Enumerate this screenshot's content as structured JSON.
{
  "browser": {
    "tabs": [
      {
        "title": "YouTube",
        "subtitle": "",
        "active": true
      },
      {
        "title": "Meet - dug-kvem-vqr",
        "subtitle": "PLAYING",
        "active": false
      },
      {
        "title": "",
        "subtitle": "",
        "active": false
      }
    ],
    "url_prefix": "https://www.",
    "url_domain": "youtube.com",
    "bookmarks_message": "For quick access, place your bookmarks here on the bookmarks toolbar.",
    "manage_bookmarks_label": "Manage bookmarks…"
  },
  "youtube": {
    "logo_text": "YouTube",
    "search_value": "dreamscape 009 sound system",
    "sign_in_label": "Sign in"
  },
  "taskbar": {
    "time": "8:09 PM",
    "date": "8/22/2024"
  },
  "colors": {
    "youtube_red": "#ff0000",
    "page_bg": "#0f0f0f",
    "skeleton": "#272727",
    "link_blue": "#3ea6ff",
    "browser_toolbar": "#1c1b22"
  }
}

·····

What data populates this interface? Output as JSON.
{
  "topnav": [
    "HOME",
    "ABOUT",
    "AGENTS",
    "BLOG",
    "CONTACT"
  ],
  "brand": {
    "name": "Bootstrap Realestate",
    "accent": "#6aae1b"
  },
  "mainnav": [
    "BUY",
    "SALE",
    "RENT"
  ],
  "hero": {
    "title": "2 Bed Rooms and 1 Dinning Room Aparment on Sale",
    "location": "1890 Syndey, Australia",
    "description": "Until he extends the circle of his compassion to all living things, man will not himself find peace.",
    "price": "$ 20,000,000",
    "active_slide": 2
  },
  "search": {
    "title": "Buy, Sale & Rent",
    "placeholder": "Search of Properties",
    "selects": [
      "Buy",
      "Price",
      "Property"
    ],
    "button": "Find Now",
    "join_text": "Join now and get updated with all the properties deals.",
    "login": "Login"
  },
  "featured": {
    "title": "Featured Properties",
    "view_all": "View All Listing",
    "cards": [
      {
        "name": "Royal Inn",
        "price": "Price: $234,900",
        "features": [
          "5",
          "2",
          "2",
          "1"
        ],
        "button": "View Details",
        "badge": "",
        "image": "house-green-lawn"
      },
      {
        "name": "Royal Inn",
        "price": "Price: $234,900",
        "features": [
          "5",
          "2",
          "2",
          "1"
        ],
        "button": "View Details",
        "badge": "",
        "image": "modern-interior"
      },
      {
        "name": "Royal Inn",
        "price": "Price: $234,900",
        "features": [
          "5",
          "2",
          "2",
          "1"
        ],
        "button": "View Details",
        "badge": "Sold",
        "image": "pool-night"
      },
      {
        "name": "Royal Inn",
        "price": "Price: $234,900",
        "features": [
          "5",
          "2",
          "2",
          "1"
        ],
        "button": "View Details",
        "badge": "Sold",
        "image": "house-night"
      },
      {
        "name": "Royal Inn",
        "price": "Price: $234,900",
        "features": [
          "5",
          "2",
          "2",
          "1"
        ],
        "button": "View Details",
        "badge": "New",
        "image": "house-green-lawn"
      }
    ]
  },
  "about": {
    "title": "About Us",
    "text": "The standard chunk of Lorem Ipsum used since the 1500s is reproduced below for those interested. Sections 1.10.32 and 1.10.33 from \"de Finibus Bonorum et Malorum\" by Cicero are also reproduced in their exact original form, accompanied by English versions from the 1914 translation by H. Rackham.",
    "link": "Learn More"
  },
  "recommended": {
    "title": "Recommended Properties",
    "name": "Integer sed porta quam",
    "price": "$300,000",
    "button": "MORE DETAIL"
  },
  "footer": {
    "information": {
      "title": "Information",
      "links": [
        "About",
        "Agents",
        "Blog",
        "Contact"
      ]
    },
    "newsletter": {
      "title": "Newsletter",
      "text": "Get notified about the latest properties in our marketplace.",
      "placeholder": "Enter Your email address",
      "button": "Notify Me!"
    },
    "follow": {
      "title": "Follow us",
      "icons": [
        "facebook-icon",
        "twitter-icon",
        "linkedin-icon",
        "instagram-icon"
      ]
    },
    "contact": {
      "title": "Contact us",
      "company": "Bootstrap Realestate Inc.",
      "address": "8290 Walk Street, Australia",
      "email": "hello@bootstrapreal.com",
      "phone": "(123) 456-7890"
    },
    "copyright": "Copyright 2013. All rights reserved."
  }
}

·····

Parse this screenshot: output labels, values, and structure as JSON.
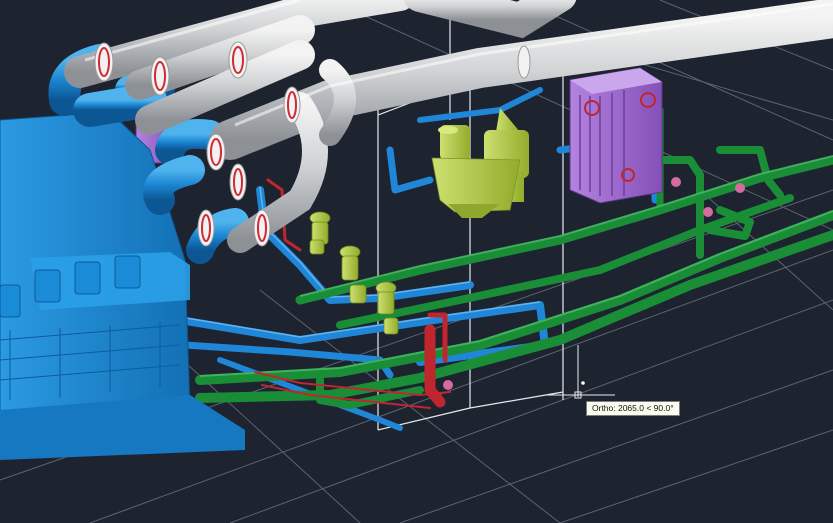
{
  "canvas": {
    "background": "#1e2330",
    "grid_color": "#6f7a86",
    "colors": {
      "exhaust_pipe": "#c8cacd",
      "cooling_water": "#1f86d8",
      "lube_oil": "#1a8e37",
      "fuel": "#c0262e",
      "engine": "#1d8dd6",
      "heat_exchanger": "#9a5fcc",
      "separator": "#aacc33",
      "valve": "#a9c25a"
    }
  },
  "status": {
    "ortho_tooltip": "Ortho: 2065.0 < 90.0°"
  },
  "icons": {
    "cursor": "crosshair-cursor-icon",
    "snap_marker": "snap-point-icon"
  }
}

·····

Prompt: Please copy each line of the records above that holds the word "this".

Your response:
Enumerate this screenshot's content as structured JSON.
What data populates this interface? Output as JSON.
Parse this screenshot: output labels, values, and structure as JSON.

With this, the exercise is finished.